One thing we never tired of in Marrakesh was watching, and trying to photograph, daily life on the streets, and fortunately that is an activity very compatible with a broken foot bone! Just find a table at any of the Djamaa el Fna cafés, such as the Argana or Café Glaciers, order a strong coffee or mint tea, and sit back and wait for the world to come to you. Or you may want to observe life a little off the beaten path where tourists don’t out-number the locals? For this, the side streets near our riad were perfect, though I did have to prop myself up on my crutches to get some of these shots.
There is always something to catch your eye here. A moped carrying a traditionally dressed man weaves effortlessly through the crowds. A donkey cart laden with mint and other herbs holds up all traffic in one of the small lanes or derbs. Carpet sellers pause between customers to swap gossip or discuss business. A woman sells bread from a barrow, and another pauses to inspect the dried fruits and spices on offer at a stall. A musician plays in a back street hoping passers-by will reward him for his efforts (we did).
We did find however that people here weren’t keen on being photographed, even if you asked permission. Of course in the Djamaa el Fna in particular there are many who make quite a living from charging for tourist photos – water sellers, snake charmers, monkey owners – and with the exception of the last of these we were happy to pay a small sum in return for a good shot. But elsewhere people seemed less keen to make a quick dirham, and more interested in protecting their privacy, so I’m afraid some of these shots were taken rather clandestinely. For more of the same, check out my travelogue.
Orange romantic magical walls around Medina with palm trees.
Fondest memory: First memory stays forever and it was when we came to Marrakesh at 8 pm and went by bus to the center. First impressive memory was to see these orange walls emphasized by gentle light.
I highly recommend seeing the film "Hideous Kinky". It takes place in Marrakech and is very true to the city, its sounds and scenery. The cinematography is quite amazing and the film provides an authentic introduction to Marrakech and its culture.
The Foundouk where Hideous Kinky was filmed is No. 192 on Rue Moussine in the Medina. When I visted in Nov/Dec 2006, the foundouk was being renovated ... unclear into what (hotel? restaurant?).

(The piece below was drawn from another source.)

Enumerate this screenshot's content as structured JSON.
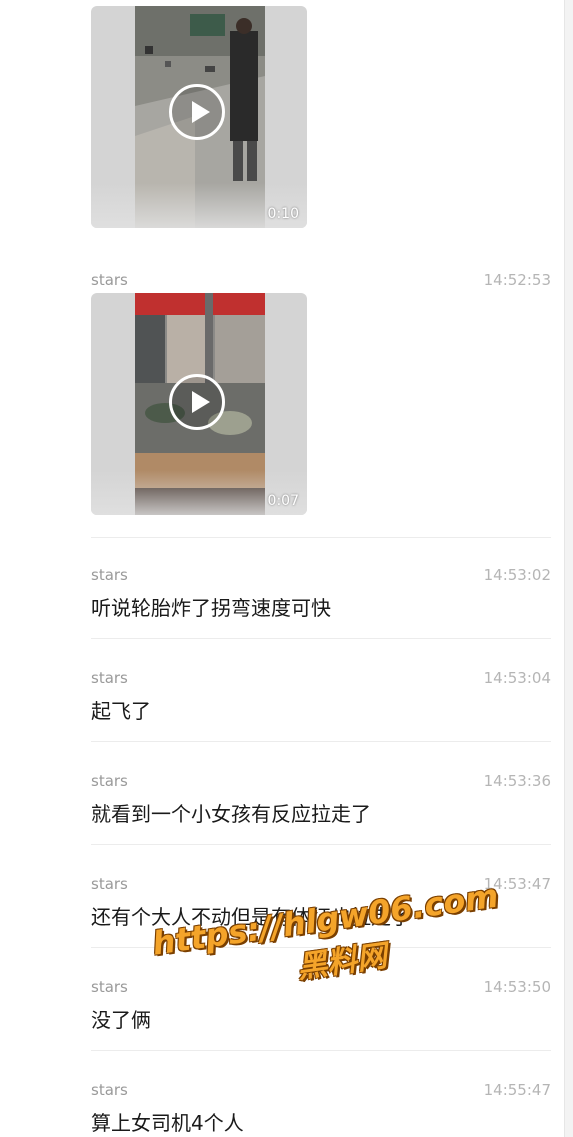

Favorite thing: From the window of our room we can look straight down on the street, where street salesmen gather, such as this guy who sells all sorts of weird and wonderful things – the usual sweets, cigarettes and chewing gum, as well as nuts, dried fruit and some goods which I wouldn’t even start to guess at what are. I love watching the street life in the cities I visit, so I spend ages in the window just absorbing what goes on below me.
In the medina in the alley of Dar Si Said I saw these bicycles. I liked the scene with its colours.
I think biking is a good way of transportation in Marrakech, for visiting the Menara gardens and the Ville Nouvelle for example.
In many budget hotels in the medina it's possible to hire bikes. Our hotel in the Ville Nouvelle in 2000 didn't, so we walked a lot.
It was nice too.
Favorite thing: Marrakesh is one of two cities I've seen (the other is Jaipur, India) that is almost entirely constructed of pink/ochre stone and plaster. The changing light throughout the day creates lovely and varying colors on the buildings.
Favorite thing: It's a great thing to go walk in those small streets and see the people lived there every day life. It's very easy to get lost so be aware of your way!!
Tourists will be taken aback by the teeming population. A few more pictures will convince you. There just seem to be so many people congregating here and there than most places.